"Premium status" on Smashwords means that besides being for sale at, a book will be listed in the Smashwords Premium Catalog. Acceptance into this catalog means Smashwords distributes the book to major online retailers such as Apple, Sony, and Diesel eBook Store (Smashwords also used to distribute to Borders and the Borders' ereader company, Kobo). These retailers require that the book conform to requirements, such as a quality cover image, a copyright notice at the beginning of the book, and an ISBN (which you can get free from Smashwords).

I've been helping a few other writers, notable Destiny Drake, format their books for Smashwords. Destiny's books have all achieved premium status. However, Destiny says that although 16% of her total sales are coming from Smashwords, not a single sale has come from outside In other words, no sales from Apple, Sony, Diesel eBook Store, etc.
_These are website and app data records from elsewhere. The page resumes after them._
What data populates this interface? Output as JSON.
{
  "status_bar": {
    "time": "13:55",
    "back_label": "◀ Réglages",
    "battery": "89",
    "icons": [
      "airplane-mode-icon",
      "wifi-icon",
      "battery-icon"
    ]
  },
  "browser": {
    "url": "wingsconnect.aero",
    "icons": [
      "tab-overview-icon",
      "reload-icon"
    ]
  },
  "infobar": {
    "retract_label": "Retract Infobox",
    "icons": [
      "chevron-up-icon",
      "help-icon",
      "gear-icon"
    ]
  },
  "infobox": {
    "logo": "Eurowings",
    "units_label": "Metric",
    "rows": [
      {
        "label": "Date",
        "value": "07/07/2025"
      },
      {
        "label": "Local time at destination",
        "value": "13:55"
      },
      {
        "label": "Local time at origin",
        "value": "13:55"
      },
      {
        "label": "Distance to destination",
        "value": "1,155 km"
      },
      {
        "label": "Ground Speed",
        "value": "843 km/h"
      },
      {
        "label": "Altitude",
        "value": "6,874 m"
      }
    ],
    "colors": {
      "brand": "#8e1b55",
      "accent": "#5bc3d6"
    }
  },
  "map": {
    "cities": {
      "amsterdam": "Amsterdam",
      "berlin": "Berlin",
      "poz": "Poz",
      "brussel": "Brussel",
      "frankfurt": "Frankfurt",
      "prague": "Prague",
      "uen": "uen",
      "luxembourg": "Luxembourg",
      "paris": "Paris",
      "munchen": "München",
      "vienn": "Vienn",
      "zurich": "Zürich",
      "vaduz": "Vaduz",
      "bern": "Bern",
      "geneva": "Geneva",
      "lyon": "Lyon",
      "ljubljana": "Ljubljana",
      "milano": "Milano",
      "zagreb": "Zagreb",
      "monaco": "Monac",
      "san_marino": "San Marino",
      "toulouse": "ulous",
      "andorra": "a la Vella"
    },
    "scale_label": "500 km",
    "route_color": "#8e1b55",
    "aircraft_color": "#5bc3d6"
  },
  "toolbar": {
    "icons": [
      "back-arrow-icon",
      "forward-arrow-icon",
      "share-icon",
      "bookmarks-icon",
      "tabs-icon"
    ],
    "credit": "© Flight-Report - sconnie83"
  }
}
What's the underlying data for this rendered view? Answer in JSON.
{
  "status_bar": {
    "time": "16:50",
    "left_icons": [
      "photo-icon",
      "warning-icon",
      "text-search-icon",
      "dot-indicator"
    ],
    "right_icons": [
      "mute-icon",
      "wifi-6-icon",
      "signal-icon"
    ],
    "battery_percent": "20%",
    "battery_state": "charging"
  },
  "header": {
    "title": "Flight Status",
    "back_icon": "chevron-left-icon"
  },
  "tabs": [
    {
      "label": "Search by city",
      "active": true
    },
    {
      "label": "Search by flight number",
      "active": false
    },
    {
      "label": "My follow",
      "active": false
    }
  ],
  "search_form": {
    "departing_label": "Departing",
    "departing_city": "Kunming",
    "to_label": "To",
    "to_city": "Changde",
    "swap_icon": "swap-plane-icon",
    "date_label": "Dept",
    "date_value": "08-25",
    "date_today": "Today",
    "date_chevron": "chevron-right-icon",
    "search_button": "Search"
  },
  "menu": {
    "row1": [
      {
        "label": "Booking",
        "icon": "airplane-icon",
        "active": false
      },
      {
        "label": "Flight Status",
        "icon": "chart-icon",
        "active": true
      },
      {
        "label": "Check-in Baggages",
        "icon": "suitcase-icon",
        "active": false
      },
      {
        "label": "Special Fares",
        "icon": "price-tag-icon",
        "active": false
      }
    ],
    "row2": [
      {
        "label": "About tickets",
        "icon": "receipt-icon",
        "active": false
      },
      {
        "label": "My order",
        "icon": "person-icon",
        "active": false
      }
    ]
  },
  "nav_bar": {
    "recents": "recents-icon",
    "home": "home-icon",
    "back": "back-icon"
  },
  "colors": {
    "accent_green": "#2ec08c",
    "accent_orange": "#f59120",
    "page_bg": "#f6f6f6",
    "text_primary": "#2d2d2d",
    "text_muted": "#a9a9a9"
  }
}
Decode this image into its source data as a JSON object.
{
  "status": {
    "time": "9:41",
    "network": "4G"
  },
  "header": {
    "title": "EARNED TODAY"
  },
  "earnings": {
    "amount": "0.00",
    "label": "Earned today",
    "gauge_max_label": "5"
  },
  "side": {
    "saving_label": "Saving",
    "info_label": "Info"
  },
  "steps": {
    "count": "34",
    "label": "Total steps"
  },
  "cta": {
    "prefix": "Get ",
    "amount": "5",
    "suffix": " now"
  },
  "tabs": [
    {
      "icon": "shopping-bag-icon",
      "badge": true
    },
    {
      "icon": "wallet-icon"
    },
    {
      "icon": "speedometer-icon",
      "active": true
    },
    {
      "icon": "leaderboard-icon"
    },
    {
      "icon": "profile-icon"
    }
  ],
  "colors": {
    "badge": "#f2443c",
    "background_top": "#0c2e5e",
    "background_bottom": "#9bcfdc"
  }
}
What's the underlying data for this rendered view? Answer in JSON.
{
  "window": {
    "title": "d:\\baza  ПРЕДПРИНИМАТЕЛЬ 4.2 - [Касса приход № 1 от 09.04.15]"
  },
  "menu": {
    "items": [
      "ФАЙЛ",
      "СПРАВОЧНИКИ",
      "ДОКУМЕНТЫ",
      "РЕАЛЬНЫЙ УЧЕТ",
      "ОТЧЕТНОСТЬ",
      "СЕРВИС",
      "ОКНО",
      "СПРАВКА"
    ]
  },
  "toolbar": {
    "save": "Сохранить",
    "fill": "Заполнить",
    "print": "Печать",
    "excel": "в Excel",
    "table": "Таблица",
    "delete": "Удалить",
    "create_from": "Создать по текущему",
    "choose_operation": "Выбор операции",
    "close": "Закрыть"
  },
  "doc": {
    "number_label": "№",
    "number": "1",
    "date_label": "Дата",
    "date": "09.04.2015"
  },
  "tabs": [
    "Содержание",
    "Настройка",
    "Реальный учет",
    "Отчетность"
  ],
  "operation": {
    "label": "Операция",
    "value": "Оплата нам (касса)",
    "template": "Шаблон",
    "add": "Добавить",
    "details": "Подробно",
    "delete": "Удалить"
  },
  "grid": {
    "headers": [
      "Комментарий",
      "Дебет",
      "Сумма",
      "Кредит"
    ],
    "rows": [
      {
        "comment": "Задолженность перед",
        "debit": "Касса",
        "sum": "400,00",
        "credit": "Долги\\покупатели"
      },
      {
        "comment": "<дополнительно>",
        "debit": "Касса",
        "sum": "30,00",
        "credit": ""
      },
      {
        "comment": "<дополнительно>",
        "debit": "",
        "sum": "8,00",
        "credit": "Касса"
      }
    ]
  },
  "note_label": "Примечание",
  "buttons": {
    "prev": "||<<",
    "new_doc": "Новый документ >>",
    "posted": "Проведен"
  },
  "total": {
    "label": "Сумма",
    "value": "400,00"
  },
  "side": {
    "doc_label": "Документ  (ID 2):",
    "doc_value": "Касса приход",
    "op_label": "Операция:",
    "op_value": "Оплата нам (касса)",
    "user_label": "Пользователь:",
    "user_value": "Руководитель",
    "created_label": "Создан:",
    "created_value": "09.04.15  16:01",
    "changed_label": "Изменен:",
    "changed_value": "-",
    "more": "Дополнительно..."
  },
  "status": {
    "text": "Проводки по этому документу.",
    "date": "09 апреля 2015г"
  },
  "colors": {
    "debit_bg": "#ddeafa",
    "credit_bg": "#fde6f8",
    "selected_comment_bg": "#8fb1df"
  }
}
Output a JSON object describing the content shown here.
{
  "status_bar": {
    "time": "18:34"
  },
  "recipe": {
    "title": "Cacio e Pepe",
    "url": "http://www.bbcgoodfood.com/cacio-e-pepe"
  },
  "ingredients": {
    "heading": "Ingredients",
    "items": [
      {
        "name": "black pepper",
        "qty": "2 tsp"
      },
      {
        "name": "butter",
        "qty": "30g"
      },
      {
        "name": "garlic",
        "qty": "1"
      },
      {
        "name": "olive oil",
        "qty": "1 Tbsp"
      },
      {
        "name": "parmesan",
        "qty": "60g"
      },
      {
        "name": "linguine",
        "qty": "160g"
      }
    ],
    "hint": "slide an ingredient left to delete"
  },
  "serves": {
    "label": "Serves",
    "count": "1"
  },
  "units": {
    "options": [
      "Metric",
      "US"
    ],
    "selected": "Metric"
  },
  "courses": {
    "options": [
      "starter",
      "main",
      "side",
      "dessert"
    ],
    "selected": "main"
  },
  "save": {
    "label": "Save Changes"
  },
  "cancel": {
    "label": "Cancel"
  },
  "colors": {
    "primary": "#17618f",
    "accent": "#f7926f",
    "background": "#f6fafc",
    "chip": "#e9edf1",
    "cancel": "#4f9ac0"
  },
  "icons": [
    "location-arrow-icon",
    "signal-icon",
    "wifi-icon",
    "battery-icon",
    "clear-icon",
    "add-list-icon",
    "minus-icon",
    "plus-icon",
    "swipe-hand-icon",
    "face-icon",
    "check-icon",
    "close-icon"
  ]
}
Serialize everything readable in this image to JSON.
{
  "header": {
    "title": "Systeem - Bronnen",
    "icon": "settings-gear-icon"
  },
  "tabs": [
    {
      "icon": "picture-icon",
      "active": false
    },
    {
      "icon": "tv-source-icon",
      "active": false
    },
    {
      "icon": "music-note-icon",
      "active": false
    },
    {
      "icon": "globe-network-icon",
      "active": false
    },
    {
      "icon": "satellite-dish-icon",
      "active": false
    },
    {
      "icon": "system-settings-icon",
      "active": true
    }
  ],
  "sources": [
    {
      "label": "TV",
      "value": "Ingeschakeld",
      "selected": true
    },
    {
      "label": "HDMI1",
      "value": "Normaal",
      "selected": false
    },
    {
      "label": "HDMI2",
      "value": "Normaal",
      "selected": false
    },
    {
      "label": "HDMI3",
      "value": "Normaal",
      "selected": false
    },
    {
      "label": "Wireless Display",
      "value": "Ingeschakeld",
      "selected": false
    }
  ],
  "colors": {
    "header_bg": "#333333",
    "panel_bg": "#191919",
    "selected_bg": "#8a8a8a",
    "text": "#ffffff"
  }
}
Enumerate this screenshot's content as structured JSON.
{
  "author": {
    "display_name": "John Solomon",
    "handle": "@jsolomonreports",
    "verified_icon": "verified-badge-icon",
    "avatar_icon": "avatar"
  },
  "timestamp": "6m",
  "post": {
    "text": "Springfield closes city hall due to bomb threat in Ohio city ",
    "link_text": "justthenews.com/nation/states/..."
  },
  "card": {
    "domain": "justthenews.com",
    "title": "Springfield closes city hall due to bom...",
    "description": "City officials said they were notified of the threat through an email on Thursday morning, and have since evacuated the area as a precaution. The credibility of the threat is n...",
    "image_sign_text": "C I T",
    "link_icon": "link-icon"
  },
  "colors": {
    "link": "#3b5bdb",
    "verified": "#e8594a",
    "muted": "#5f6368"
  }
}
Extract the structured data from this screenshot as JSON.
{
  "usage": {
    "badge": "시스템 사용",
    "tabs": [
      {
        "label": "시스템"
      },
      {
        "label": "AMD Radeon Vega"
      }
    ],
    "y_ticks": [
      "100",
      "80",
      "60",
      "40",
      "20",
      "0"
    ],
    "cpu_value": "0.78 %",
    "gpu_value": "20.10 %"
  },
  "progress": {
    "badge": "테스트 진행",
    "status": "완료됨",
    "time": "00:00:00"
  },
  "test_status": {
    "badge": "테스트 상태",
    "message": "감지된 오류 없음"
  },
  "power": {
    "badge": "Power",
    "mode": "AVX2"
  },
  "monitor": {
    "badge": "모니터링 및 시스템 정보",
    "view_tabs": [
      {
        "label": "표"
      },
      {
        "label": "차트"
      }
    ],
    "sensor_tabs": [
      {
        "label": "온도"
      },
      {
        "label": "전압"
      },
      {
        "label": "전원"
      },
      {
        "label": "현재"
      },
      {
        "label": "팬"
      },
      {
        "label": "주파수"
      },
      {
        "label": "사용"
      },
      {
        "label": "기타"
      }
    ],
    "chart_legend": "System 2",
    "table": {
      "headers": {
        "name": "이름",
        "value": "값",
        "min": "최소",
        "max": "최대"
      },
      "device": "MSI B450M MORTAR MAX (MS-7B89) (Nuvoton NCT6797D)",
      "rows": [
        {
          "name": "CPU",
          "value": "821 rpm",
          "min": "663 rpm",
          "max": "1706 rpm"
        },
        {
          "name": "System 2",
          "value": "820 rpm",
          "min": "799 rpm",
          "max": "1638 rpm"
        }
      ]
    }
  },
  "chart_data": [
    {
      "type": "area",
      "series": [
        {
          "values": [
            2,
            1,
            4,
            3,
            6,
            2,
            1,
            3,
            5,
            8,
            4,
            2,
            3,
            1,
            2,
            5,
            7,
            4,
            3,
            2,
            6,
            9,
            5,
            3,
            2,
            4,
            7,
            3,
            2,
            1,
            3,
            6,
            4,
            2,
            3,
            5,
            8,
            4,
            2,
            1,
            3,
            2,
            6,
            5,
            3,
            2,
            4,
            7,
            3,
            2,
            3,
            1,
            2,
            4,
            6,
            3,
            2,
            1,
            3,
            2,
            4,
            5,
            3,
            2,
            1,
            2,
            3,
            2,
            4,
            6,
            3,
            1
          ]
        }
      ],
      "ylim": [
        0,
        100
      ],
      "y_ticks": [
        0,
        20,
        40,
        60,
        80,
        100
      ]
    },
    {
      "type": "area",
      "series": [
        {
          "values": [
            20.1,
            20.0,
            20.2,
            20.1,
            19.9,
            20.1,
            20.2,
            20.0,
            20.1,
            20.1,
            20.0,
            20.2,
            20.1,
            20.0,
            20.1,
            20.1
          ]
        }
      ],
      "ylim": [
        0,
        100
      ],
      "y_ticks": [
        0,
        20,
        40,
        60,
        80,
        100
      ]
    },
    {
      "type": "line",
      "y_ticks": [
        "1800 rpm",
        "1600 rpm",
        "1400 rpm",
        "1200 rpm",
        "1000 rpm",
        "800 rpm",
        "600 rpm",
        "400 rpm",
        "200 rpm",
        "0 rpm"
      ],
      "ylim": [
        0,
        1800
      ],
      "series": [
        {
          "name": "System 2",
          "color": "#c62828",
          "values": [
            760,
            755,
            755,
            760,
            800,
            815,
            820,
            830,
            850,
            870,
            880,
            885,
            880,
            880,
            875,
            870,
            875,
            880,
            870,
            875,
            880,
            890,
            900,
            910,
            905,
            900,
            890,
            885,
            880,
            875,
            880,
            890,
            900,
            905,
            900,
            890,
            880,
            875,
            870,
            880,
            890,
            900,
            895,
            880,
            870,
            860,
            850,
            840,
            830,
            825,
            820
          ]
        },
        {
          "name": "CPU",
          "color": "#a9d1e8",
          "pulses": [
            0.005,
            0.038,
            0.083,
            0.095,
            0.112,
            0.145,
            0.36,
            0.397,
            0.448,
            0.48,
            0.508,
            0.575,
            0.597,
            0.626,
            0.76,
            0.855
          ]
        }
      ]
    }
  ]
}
To me this says, "Don't waste your time trying to conform to the rigorous formatting requirements of the Smashwords Premium Catalog." And especially, don't waste your money paying someone else to do the formatting, unless you're just a perfectionist, and unless you're rich, and unless you're confident you will sell to the "major online retailers."

Monday, August 1, 2011

Formatting for Smashwords

I'm working to put my books on Smashwords has an 87-page formatting manual. To make things easier for myself, I made up a checklist.

An expanded version of this blog entry is now available as an ebook on Amazon, Barnes & Noble, Smashwords, etc. under the title
"Basic Formatting & How to Create a Hyperlinked Table of Contents for Smashwords." I hope you will buy it and find it helpful!